Skip to content

Use Nominal Typing

Context and Problem Statement

Many parts of our application involve passing small value types that carry context with them that is lost when passing them via their base types.

For example:

  • A file path may be a string but it's really a file path
  • A ModId may be a int internally, but should not be added, subtracted, or divided
  • In our logging and UI contexts we often want to know what a given string, integer or other such value represents to better provide feedback to the user.
  • Code can be written in a more terse manner when not prefixed by type specific names, in addition the context can become a bit more clear in a fluent context
    • root.Join(path) is clearer than Path.Join(root, path) or join(root, path)

Decision Drivers

There are several things to consider when wrapping base types, but thankfully most of the drawbacks of this approach do not apply in the context of .NET. Thanks to structs, wrapper types are mostly allocation free (existing only on the stack). In addition, thanks to Extension Methods wrapper and nominal types can be extended by external libraries, and plugins. Since C# also supports operator overloading it's rather trivial to convert to and from primitive types.

Considered Options

  • Nominal Typing
    • Wrapping primitives in distinct types so that the type checker will not allow a ModId to be treated like a number or a path like a string
  • Using bare (structure) types
    • Let paths remain paths, ModIds remain ints, etc.

Decision Outcome

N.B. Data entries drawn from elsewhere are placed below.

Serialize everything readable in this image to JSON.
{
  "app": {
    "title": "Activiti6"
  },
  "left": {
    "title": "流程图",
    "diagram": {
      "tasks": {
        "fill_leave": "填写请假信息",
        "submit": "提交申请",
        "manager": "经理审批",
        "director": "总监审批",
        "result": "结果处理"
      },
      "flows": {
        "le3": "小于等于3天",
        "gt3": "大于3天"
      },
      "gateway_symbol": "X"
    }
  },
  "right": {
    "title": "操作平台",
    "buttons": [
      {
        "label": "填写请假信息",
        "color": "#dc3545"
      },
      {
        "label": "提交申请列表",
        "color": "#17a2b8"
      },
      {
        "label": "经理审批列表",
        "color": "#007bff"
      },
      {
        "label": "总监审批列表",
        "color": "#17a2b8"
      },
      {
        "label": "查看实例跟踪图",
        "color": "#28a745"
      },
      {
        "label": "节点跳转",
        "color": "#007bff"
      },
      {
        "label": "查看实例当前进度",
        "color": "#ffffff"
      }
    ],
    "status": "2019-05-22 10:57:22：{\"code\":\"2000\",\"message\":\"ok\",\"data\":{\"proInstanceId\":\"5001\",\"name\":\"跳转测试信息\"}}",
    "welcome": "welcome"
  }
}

Chosen option: Nominal typing. The more context and information we can provide to developers via the typing system, the better. A path will have methods that work with paths and will not require users to hunt down the libraries they need to include to work with that type. Same with ModId and every other logically distinct type.